If you're not up for the duck for whatever reason, you have a fantastic alternative: the boneless chicken. Just as with the duck, you're going to get vegetables and rice, however, the gentleman behind the counter will remove the bones from your succulent white chicken breast and slice it into glistening, savory bites that are easy to navigate and perhaps even meeting friendly. I believe that the chicken is prepared Hainanese style, which I think involves boiling the bird to produce a flavorful broth, and later dropping in an ice bath to get the skin to have a gelatinous texture. Just to clarify, I recommended the boneless chicken, mainly because it's easier to eat and the juicy texture of the meat is pretty incredible, but if you're feeling saucy, I will also encourage getting a chicken plate with bones as to experience that salty, cool, fatty-part-of-bacon-textured skin. Not for everyone... but I like it.
But we're not done yet, after the man has added your rice, veggies, and either chicken or duck, he'll ladle a generous scoop of a rich broth that must have been produced from many of the bits left over from the roasted birds and pork cooked at the restaurant. This broth is sloshed over your veggies, meat, and rice, and then as a final step, he'll go ahead and dollop a little spoonful of a sort of mysterious, neon-green, spring onion/onion sauce onto your meat. 
The box is then handed to the lady you first ordered from. If you're smart, you'll have your money ready to go immediately after you order. I don't know why, but I feel like whatever I order, it's always $6.25. As she's sealing up your container, quickly dive in with authority: "Can I have hot sauce?" Yes, there will be a pile of teeny little hot chili flake hot sauce containers in front of her behind the glass. With a stone cold stare, you'll either get your little hot sauce, or she'll look extra aggravated, "what?!" And then you'll just have to point down at the little containers, and say "hot sauce?" and she'll probably concede and throw it into the little plastic bag containing all your other stuff.
At this point you'll probably dash out of the basement restaurant faster than if they just doused you with gasoline and set your privates aflame. It's not their fault, and I'm gonna blame myself each and every time. They're probably really nice people, especially since they produce such incredible food. But man alive, do they scare the shit out of me every time I feel the calling of the Wai Wai monster.

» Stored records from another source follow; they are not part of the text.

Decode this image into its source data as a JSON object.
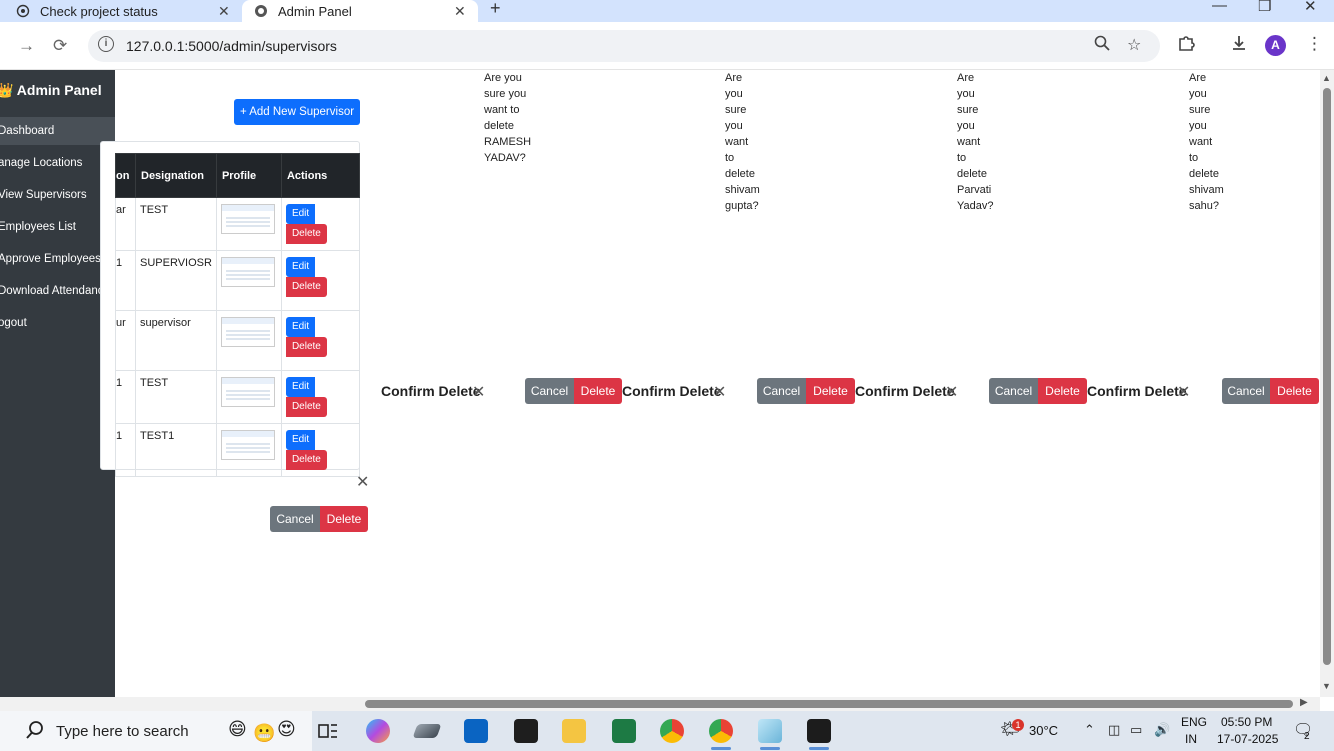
{
  "browser": {
    "tabs": [
      {
        "title": "Check project status"
      },
      {
        "title": "Admin Panel"
      }
    ],
    "url": "127.0.0.1:5000/admin/supervisors",
    "profile_initial": "A"
  },
  "sidebar": {
    "title": "👑 Admin Panel",
    "items": [
      {
        "label": "Dashboard"
      },
      {
        "label": "anage Locations"
      },
      {
        "label": "View Supervisors"
      },
      {
        "label": "Employees List"
      },
      {
        "label": "Approve Employees"
      },
      {
        "label": "Download Attendance"
      },
      {
        "label": "ogout"
      }
    ]
  },
  "main": {
    "add_button": "+ Add New Supervisor",
    "table": {
      "headers": [
        "on",
        "Designation",
        "Profile",
        "Actions"
      ],
      "rows": [
        {
          "location": "ar",
          "designation": "TEST"
        },
        {
          "location": "1",
          "designation": "SUPERVIOSR"
        },
        {
          "location": "ur",
          "designation": "supervisor"
        },
        {
          "location": "1",
          "designation": "TEST"
        },
        {
          "location": "1",
          "designation": "TEST1"
        }
      ],
      "edit_label": "Edit",
      "delete_label": "Delete"
    }
  },
  "modals": {
    "cancel_label": "Cancel",
    "delete_label": "Delete",
    "title": "Confirm Delete",
    "bodies": [
      [
        "Are you",
        "sure you",
        "want to",
        "delete",
        "RAMESH",
        "YADAV?"
      ],
      [
        "Are",
        "you",
        "sure",
        "you",
        "want",
        "to",
        "delete",
        "shivam",
        "gupta?"
      ],
      [
        "Are",
        "you",
        "sure",
        "you",
        "want",
        "to",
        "delete",
        "Parvati",
        "Yadav?"
      ],
      [
        "Are",
        "you",
        "sure",
        "you",
        "want",
        "to",
        "delete",
        "shivam",
        "sahu?"
      ]
    ]
  },
  "taskbar": {
    "search_placeholder": "Type here to search",
    "weather_badge": "1",
    "temperature": "30°C",
    "lang_top": "ENG",
    "lang_bottom": "IN",
    "time": "05:50 PM",
    "date": "17-07-2025",
    "notification_count": "2"
  }
}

Just the same, delicious food... super cheap... freshly prepared... and just plain special.

Location & Detail Rundown:

26 Oxford Street
Boston, MA 02111
Recommendation: Duck or Boneless Chicken Plate with Vegetables
Note: I hear they have a pork plate too, but never quite get beyond the fowl offerings.